MM: In the fall, the writers were given access to the news and photo archive at The Globe and Mail. First step was to select a prompt which spoke to them alongside a rough idea for the musical. The writers created a first draft and had a chance to work with their directors, music supervisors and actors in a two-day workshop in the winter, after which they received notes from their teams, from our organization, and from two international mentors who were attached to the project. They then created a second draft in the spring and again had a two-day workshop and notes. Over the summer, they had the chance to go on a writers' retreat to fine-tune their final draft. And then, during the three-week rehearsal period, they had the chance to continue to hone the work as it was staged. In between, we also had sessions with international experts in musical theatre to talk about effective methods of collaboration, and at the end of the process, international guests come to see the works and then meet 1-on-1 with the writers about their musicals.
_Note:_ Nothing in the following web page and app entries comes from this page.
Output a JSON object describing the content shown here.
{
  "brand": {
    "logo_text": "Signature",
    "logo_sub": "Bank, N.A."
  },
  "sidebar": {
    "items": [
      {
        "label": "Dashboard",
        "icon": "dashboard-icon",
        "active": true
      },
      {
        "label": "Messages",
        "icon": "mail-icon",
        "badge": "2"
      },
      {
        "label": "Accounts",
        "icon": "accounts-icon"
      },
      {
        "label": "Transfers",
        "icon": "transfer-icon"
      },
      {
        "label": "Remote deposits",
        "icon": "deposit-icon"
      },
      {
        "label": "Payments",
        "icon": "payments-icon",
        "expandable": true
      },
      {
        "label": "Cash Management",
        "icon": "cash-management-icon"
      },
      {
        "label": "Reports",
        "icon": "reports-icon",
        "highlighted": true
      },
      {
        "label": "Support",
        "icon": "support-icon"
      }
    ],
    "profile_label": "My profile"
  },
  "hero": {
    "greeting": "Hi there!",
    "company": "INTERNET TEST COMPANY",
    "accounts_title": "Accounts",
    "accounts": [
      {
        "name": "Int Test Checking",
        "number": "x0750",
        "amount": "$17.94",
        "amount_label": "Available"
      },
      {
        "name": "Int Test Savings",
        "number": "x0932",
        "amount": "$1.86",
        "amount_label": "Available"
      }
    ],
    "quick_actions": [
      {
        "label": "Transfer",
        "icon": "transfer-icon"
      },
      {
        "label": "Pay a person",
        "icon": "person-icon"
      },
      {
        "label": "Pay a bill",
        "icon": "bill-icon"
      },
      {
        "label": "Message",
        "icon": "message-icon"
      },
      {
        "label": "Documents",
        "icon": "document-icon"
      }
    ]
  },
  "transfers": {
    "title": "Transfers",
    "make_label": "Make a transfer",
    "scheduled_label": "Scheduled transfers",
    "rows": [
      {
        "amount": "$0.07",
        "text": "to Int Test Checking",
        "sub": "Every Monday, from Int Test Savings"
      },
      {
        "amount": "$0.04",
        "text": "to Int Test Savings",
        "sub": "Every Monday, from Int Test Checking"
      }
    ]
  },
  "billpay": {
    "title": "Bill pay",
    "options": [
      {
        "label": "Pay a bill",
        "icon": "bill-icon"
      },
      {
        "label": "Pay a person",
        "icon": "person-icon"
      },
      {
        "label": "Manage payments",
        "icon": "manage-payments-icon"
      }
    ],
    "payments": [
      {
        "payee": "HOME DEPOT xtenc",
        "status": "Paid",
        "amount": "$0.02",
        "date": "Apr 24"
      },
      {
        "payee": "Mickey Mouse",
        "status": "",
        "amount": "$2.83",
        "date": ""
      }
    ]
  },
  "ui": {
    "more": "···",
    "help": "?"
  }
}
WN: This is an exciting experimental process for creating new musicals. Have there been any surprises for you along the way? What can audiences expect?
MM: The biggest surprise has been how well the teams have thrived in this complex structure – and how truly helpful I think this has been to solidify a practice of developing new musicals for them and for us as an organization.
For audiences, I think it will be absolutely thrilling to watch three original pieces that are each so different and yet so compelling. It will be a tour-de-force to see these actors transform from show to show. Plus, REPRINT will demonstrate the breadth of imagination that exists in both the minds of our talented local writers and the black and white pages of the newspaper.
Anika Johnson and Barbara Johnston (music & lyrics)
Nick Green (book)
Tracey Flye (director)
Adam Sakiyama (music director & supervisor)
Anton Lipovetsky (music & lyrics)
Steven Gallagher (book)
Ann Hodges (director)
Wayne Gwillim (music director & supervisor)
What’s Goes Up
Colleen Dauncey (music)
Akiva Romer-Segal (lyrics)
Ellen Denny (book)
Lezlie Wade (director)
Shelley Hanson (music director & supervisor)
All three musicals will star Brandon Antonio, Kaylee Harwood, Michael De Rose and Kelsey Verzotti.
REPRINT is onstage from August 19 to 22 at The Globe and Mail Centre, Toronto. It will be filmed for broadcast via podcast in 2020. The original articles that inspired the works can be viewed online here.
Jennifer Parr is a Toronto-based director, dramaturge, fight director and acting coach, brought up from a young age on a rich mix of musicals, Shakespeare and new Canadian plays.